Perhaps because of its singularity and the circumstances of its creation, this image of Lincoln has a special power. Taken at the end of the Civil War, it shows that he is confident of winning the war and looking forward to the “binding up of the Nation’s wounds.” Lincoln is exhausted and the lines on his face are etched deep, but there is nonetheless a small, enigmatic smile on the president’s face.
But this is also Lincoln between life and death. Looking back at the photograph from 150 years, we are fully conscious of what he could not know: he would be killed at war’s end in April. While he was looking forward to his future, we know that that future will collide with the reality of what will happen at Ford’s Theatre on April 14. The cracked plate image, capturing Lincoln at this moment, is part of the process by which Lincoln was transformed, after the assassination, from historical figure to mythological presence in America. When Lincoln died Secretary of State William Seward remarked, “Now he belongs to the ages.” That transformation began before Lincoln’s death with the creation of Alexander Gardner’s “cracked-plate” portrait.

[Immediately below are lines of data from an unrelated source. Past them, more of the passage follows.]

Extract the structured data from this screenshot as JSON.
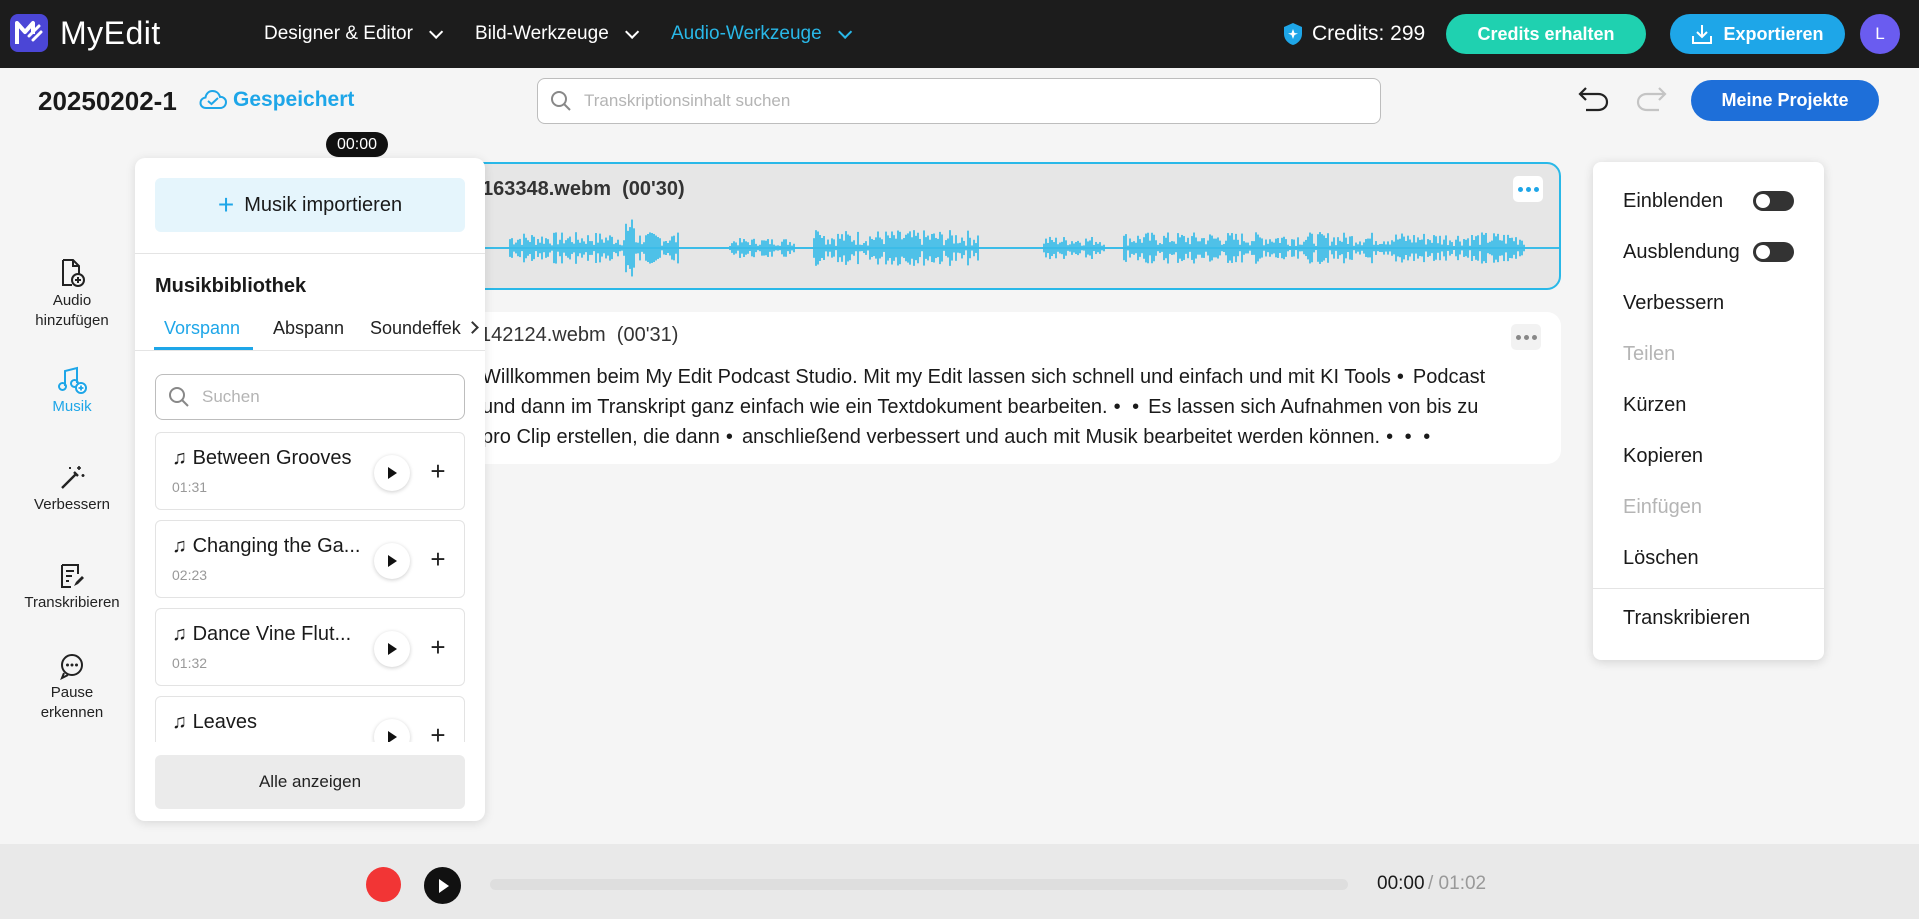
{
  "app": {
    "name": "MyEdit",
    "nav": [
      {
        "label": "Designer & Editor",
        "active": false
      },
      {
        "label": "Bild-Werkzeuge",
        "active": false
      },
      {
        "label": "Audio-Werkzeuge",
        "active": true
      }
    ],
    "credits_label": "Credits: 299",
    "credits_button": "Credits erhalten",
    "export_button": "Exportieren",
    "avatar_initial": "L",
    "accent_color": "#29b8e8"
  },
  "project": {
    "title": "20250202-1",
    "saved_label": "Gespeichert",
    "search_placeholder": "Transkriptionsinhalt suchen",
    "projects_button": "Meine Projekte"
  },
  "playhead_time": "00:00",
  "tools": [
    {
      "label_line1": "Audio",
      "label_line2": "hinzufügen",
      "icon": "add-file-icon",
      "active": false
    },
    {
      "label_line1": "Musik",
      "label_line2": "",
      "icon": "music-add-icon",
      "active": true
    },
    {
      "label_line1": "Verbessern",
      "label_line2": "",
      "icon": "magic-wand-icon",
      "active": false
    },
    {
      "label_line1": "Transkribieren",
      "label_line2": "",
      "icon": "transcribe-icon",
      "active": false
    },
    {
      "label_line1": "Pause",
      "label_line2": "erkennen",
      "icon": "pause-detect-icon",
      "active": false
    }
  ],
  "music_panel": {
    "import_button": "Musik importieren",
    "library_title": "Musikbibliothek",
    "tabs": [
      "Vorspann",
      "Abspann",
      "Soundeffek"
    ],
    "active_tab": "Vorspann",
    "search_placeholder": "Suchen",
    "tracks": [
      {
        "name": "Between Grooves",
        "duration": "01:31"
      },
      {
        "name": "Changing the Ga...",
        "duration": "02:23"
      },
      {
        "name": "Dance Vine Flut...",
        "duration": "01:32"
      },
      {
        "name": "Leaves",
        "duration": ""
      }
    ],
    "show_all_button": "Alle anzeigen"
  },
  "clips": [
    {
      "name": "163348.webm",
      "duration": "(00'30)",
      "selected": true
    },
    {
      "name": "142124.webm",
      "duration": "(00'31)",
      "selected": false,
      "transcript_lines": [
        [
          "Willkommen beim My Edit Podcast Studio. Mit my Edit lassen sich schnell und einfach und mit KI Tools",
          "•",
          "Podcast"
        ],
        [
          "und dann im Transkript ganz einfach wie ein Textdokument bearbeiten.",
          "• •",
          "Es lassen sich Aufnahmen von bis zu"
        ],
        [
          "pro Clip erstellen, die dann",
          "•",
          "anschließend verbessert und auch mit Musik bearbeitet werden können.",
          "• • •"
        ]
      ]
    }
  ],
  "context_menu": {
    "items": [
      {
        "label": "Einblenden",
        "toggle": true,
        "enabled": true
      },
      {
        "label": "Ausblendung",
        "toggle": true,
        "enabled": true
      },
      {
        "label": "Verbessern",
        "enabled": true
      },
      {
        "label": "Teilen",
        "enabled": false
      },
      {
        "label": "Kürzen",
        "enabled": true
      },
      {
        "label": "Kopieren",
        "enabled": true
      },
      {
        "label": "Einfügen",
        "enabled": false
      },
      {
        "label": "Löschen",
        "enabled": true
      }
    ],
    "footer_item": "Transkribieren"
  },
  "player": {
    "current_time": "00:00",
    "total_time": "/ 01:02",
    "progress": 0
  }
}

The original photograph will be on view Feb. 12 through Feb. 16 in honor of Presidents Day weekend. The unique print will next be displayed as part of the exhibition “Dark Fields of the Republic: Photographs by Alexander Gardner,” open Sept. 18, 2015, through Mar. 13, 2016.